_Your objective_: Show every line from the entries that follow which holds the word "name".

_Collection entries_:
◆ ◆ ◆ ◆

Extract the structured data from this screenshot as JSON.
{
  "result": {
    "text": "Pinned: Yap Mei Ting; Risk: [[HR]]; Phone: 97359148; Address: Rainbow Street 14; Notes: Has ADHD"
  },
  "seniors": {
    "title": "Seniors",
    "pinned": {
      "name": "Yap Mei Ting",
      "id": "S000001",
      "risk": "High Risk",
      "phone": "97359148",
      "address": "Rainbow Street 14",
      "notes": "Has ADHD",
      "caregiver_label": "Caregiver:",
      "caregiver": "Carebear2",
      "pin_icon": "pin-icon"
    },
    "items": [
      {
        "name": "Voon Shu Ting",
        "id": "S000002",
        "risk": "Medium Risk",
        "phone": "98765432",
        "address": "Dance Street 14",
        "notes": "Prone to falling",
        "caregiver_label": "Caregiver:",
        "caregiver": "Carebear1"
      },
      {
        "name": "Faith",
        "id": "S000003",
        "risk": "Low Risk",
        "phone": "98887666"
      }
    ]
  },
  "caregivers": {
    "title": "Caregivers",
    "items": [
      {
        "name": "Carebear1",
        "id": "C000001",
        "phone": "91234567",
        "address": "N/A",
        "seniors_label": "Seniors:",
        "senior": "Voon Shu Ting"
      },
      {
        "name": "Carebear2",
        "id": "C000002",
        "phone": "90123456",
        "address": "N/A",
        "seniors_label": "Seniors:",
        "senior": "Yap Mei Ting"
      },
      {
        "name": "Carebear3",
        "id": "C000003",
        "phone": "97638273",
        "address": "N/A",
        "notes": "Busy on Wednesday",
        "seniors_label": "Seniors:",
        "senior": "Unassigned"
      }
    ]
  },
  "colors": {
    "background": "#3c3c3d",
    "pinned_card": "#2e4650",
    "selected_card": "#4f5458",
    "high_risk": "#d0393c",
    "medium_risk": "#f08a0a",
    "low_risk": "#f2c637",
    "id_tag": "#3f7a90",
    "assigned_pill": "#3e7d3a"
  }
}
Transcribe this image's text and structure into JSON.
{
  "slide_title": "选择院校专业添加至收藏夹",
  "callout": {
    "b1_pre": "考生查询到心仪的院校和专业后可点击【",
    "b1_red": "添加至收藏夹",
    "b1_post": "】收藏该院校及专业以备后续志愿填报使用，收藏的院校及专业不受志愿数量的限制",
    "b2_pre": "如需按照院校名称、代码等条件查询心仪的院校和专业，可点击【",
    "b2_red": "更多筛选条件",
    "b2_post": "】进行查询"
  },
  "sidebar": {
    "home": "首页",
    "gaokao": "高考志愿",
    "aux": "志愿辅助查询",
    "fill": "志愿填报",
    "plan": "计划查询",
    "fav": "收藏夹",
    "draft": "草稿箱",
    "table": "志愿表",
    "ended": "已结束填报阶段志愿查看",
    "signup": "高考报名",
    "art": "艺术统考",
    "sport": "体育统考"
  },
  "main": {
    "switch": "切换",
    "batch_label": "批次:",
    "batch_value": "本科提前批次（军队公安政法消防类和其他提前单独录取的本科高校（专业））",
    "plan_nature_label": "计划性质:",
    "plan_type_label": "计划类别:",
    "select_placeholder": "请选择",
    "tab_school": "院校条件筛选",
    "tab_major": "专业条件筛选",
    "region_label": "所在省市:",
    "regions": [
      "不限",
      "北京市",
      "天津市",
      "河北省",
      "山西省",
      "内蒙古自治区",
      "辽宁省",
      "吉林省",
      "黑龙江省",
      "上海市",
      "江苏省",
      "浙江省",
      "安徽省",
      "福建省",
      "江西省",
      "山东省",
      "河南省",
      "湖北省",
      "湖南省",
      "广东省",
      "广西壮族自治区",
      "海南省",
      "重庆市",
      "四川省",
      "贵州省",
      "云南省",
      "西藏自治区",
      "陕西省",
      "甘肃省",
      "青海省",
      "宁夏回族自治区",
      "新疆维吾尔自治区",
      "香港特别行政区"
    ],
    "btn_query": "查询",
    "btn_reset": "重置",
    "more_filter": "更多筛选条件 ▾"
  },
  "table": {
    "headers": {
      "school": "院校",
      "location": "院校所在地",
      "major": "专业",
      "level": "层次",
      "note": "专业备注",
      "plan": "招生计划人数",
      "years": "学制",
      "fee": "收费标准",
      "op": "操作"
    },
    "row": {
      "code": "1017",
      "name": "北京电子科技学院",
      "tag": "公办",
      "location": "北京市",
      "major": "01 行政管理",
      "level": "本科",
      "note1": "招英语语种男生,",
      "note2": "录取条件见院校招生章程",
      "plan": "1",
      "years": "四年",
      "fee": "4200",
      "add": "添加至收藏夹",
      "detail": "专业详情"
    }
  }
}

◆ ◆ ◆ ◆

_Reply to the exercise_:
      "name": "Yap Mei Ting",
        "name": "Voon Shu Ting",
        "name": "Faith",
        "name": "Carebear1",
        "name": "Carebear2",
        "name": "Carebear3",
      "name": "北京电子科技学院",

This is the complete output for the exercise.